What you are asked to do: Collect each line of the entries that holds the string "Mirpur".

Dataset rows describing interfaces:
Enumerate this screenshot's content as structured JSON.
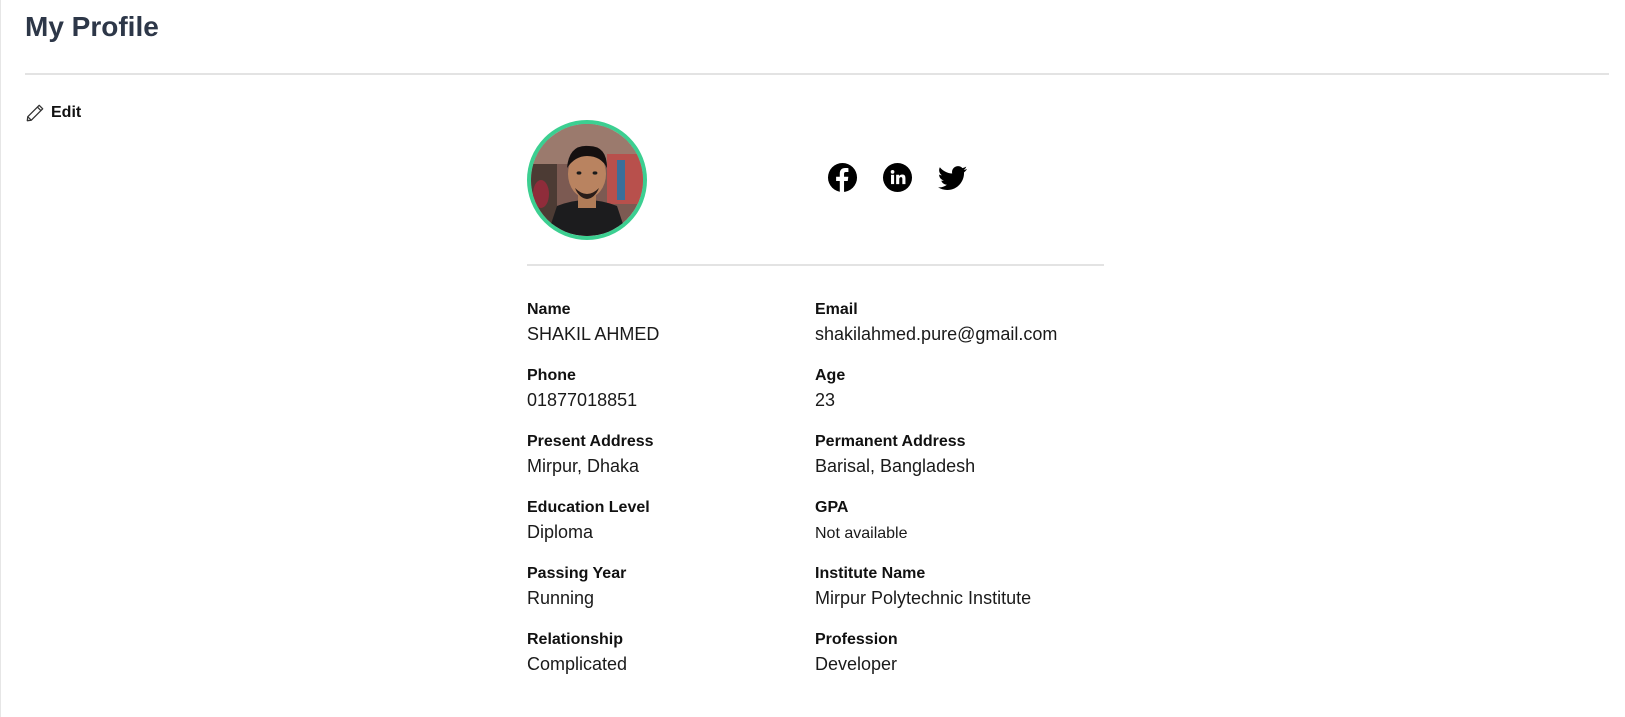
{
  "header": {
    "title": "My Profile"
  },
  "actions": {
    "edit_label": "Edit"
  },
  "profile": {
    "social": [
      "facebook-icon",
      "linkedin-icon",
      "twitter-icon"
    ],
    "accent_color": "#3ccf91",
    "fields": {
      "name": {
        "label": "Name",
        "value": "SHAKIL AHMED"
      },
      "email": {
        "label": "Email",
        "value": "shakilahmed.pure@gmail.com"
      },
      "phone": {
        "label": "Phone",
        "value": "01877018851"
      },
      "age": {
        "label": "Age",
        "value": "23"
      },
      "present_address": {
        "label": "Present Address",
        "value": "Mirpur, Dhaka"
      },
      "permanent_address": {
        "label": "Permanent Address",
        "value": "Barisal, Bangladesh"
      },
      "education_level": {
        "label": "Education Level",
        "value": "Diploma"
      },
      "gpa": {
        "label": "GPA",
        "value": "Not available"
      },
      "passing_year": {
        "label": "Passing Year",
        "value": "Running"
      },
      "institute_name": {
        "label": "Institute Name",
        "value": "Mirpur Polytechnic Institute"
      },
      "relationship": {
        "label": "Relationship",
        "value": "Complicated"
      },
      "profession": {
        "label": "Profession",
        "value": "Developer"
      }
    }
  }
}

Your solution:
        "value": "Mirpur, Dhaka"
        "value": "Mirpur Polytechnic Institute"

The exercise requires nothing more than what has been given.